*** Exercise material

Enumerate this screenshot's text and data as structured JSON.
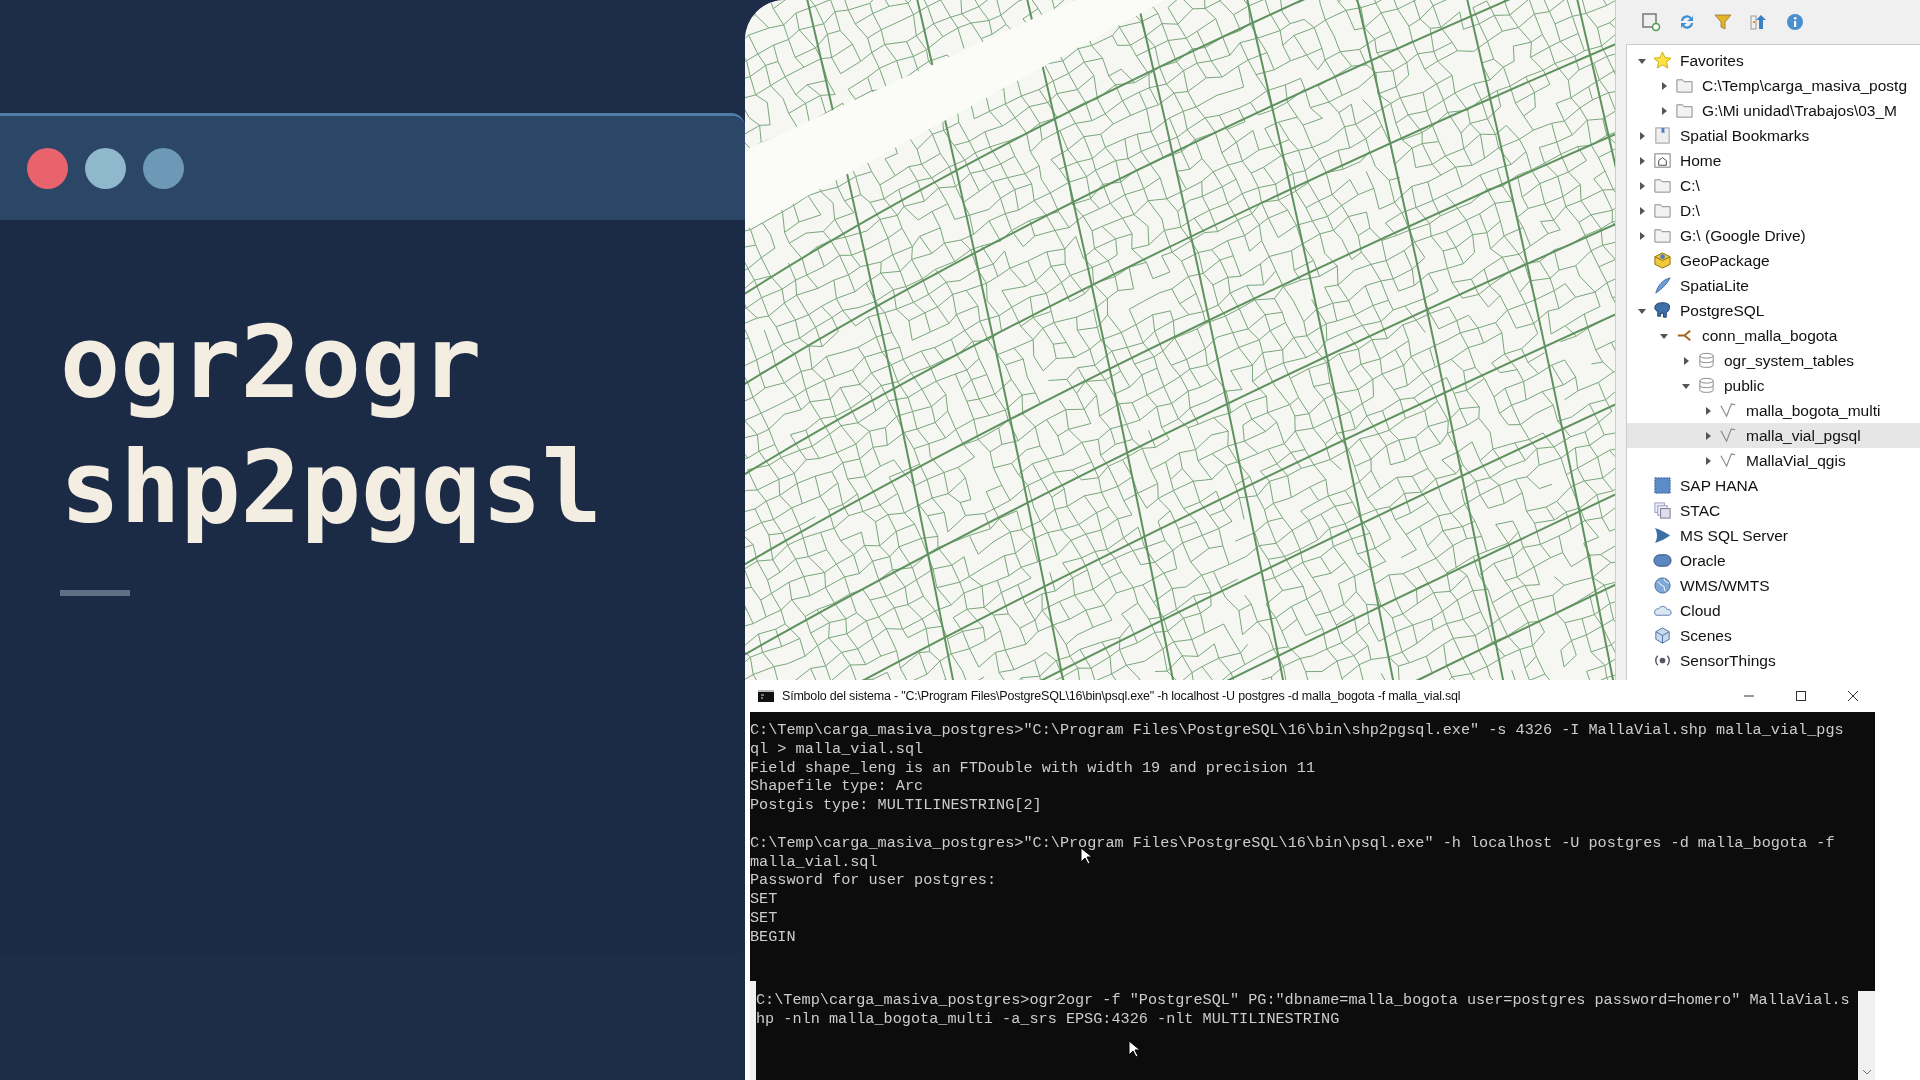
{
  "slide": {
    "dots": [
      {
        "color": "#e8636b"
      },
      {
        "color": "#8fb8cc"
      },
      {
        "color": "#6d98b6"
      }
    ],
    "title_lines": [
      "ogr2ogr",
      "shp2pgqsl"
    ]
  },
  "browser": {
    "toolbar": [
      {
        "kind": "add"
      },
      {
        "kind": "refresh"
      },
      {
        "kind": "filter"
      },
      {
        "kind": "collapse"
      },
      {
        "kind": "info"
      }
    ],
    "tree": [
      {
        "label": "Favorites",
        "kind": "star",
        "expanded": true,
        "selected": false,
        "children": [
          {
            "label": "C:\\Temp\\carga_masiva_postg",
            "kind": "folder",
            "expanded": false,
            "selected": false
          },
          {
            "label": "G:\\Mi unidad\\Trabajos\\03_M",
            "kind": "folder",
            "expanded": false,
            "selected": false
          }
        ]
      },
      {
        "label": "Spatial Bookmarks",
        "kind": "bookmark",
        "expanded": false,
        "selected": false
      },
      {
        "label": "Home",
        "kind": "home",
        "expanded": false,
        "selected": false
      },
      {
        "label": "C:\\",
        "kind": "folder",
        "expanded": false,
        "selected": false
      },
      {
        "label": "D:\\",
        "kind": "folder",
        "expanded": false,
        "selected": false
      },
      {
        "label": "G:\\ (Google Drive)",
        "kind": "folder",
        "expanded": false,
        "selected": false
      },
      {
        "label": "GeoPackage",
        "kind": "geopackage",
        "selected": false
      },
      {
        "label": "SpatiaLite",
        "kind": "feather",
        "selected": false
      },
      {
        "label": "PostgreSQL",
        "kind": "elephant",
        "expanded": true,
        "selected": false,
        "children": [
          {
            "label": "conn_malla_bogota",
            "kind": "connection",
            "expanded": true,
            "selected": false,
            "children": [
              {
                "label": "ogr_system_tables",
                "kind": "schema",
                "expanded": false,
                "selected": false
              },
              {
                "label": "public",
                "kind": "schema",
                "expanded": true,
                "selected": false,
                "children": [
                  {
                    "label": "malla_bogota_multi",
                    "kind": "line",
                    "expanded": false,
                    "selected": false
                  },
                  {
                    "label": "malla_vial_pgsql",
                    "kind": "line",
                    "expanded": false,
                    "selected": true
                  },
                  {
                    "label": "MallaVial_qgis",
                    "kind": "line",
                    "expanded": false,
                    "selected": false
                  }
                ]
              }
            ]
          }
        ]
      },
      {
        "label": "SAP HANA",
        "kind": "chip",
        "selected": false
      },
      {
        "label": "STAC",
        "kind": "stack",
        "selected": false
      },
      {
        "label": "MS SQL Server",
        "kind": "sail",
        "selected": false
      },
      {
        "label": "Oracle",
        "kind": "pill",
        "selected": false
      },
      {
        "label": "WMS/WMTS",
        "kind": "globe",
        "selected": false
      },
      {
        "label": "Cloud",
        "kind": "cloud",
        "selected": false
      },
      {
        "label": "Scenes",
        "kind": "cube",
        "selected": false
      },
      {
        "label": "SensorThings",
        "kind": "signal",
        "selected": false
      }
    ]
  },
  "terminal": {
    "title": "Símbolo del sistema - \"C:\\Program Files\\PostgreSQL\\16\\bin\\psql.exe\"  -h localhost -U postgres -d malla_bogota -f malla_vial.sql",
    "sections": [
      {
        "paragraphs": [
          [
            "C:\\Temp\\carga_masiva_postgres>\"C:\\Program Files\\PostgreSQL\\16\\bin\\shp2pgsql.exe\" -s 4326 -I MallaVial.shp malla_vial_pgs",
            "ql > malla_vial.sql",
            "Field shape_leng is an FTDouble with width 19 and precision 11",
            "Shapefile type: Arc",
            "Postgis type: MULTILINESTRING[2]"
          ],
          [
            "C:\\Temp\\carga_masiva_postgres>\"C:\\Program Files\\PostgreSQL\\16\\bin\\psql.exe\" -h localhost -U postgres -d malla_bogota -f",
            "malla_vial.sql",
            "Password for user postgres:",
            "SET",
            "SET",
            "BEGIN"
          ]
        ]
      },
      {
        "paragraphs": [
          [
            "C:\\Temp\\carga_masiva_postgres>ogr2ogr -f \"PostgreSQL\" PG:\"dbname=malla_bogota user=postgres password=homero\" MallaVial.s",
            "hp -nln malla_bogota_multi -a_srs EPSG:4326 -nlt MULTILINESTRING"
          ]
        ]
      }
    ]
  }
}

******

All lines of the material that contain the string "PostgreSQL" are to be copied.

§ Completed exercise
        "label": "PostgreSQL",
    "title": "Símbolo del sistema - \"C:\\Program Files\\PostgreSQL\\16\\bin\\psql.exe\"  -h localhost -U postgres -d malla_bogota -f malla_vial.sql",
            "C:\\Temp\\carga_masiva_postgres>\"C:\\Program Files\\PostgreSQL\\16\\bin\\shp2pgsql.exe\" -s 4326 -I MallaVial.shp malla_vial_pgs",
            "C:\\Temp\\carga_masiva_postgres>\"C:\\Program Files\\PostgreSQL\\16\\bin\\psql.exe\" -h localhost -U postgres -d malla_bogota -f",
            "C:\\Temp\\carga_masiva_postgres>ogr2ogr -f \"PostgreSQL\" PG:\"dbname=malla_bogota user=postgres password=homero\" MallaVial.s",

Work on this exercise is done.